▸ DIRECTIONS: Copy the data exactly. Leave nothing out.

───── SOURCE MATERIAL

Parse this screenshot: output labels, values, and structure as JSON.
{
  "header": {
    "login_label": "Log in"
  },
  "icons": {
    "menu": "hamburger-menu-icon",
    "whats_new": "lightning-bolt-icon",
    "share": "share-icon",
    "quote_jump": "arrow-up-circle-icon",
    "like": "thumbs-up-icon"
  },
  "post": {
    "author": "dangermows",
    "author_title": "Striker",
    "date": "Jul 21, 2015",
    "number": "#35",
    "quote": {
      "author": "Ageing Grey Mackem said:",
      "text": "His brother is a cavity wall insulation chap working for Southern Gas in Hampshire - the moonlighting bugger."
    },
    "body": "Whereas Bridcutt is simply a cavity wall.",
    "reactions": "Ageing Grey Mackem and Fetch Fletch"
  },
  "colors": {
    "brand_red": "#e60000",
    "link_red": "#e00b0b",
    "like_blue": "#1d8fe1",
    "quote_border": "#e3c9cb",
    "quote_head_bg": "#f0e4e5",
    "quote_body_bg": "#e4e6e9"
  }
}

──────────

▸ OUTPUT FOR THIS EXERCISE:
Parse this screenshot: output labels, values, and structure as JSON.
{
  "header": {
    "login_label": "Log in"
  },
  "icons": {
    "menu": "hamburger-menu-icon",
    "whats_new": "lightning-bolt-icon",
    "share": "share-icon",
    "quote_jump": "arrow-up-circle-icon",
    "like": "thumbs-up-icon"
  },
  "post": {
    "author": "dangermows",
    "author_title": "Striker",
    "date": "Jul 21, 2015",
    "number": "#35",
    "quote": {
      "author": "Ageing Grey Mackem said:",
      "text": "His brother is a cavity wall insulation chap working for Southern Gas in Hampshire - the moonlighting bugger."
    },
    "body": "Whereas Bridcutt is simply a cavity wall.",
    "reactions": "Ageing Grey Mackem and Fetch Fletch"
  },
  "colors": {
    "brand_red": "#e60000",
    "link_red": "#e00b0b",
    "like_blue": "#1d8fe1",
    "quote_border": "#e3c9cb",
    "quote_head_bg": "#f0e4e5",
    "quote_body_bg": "#e4e6e9"
  }
}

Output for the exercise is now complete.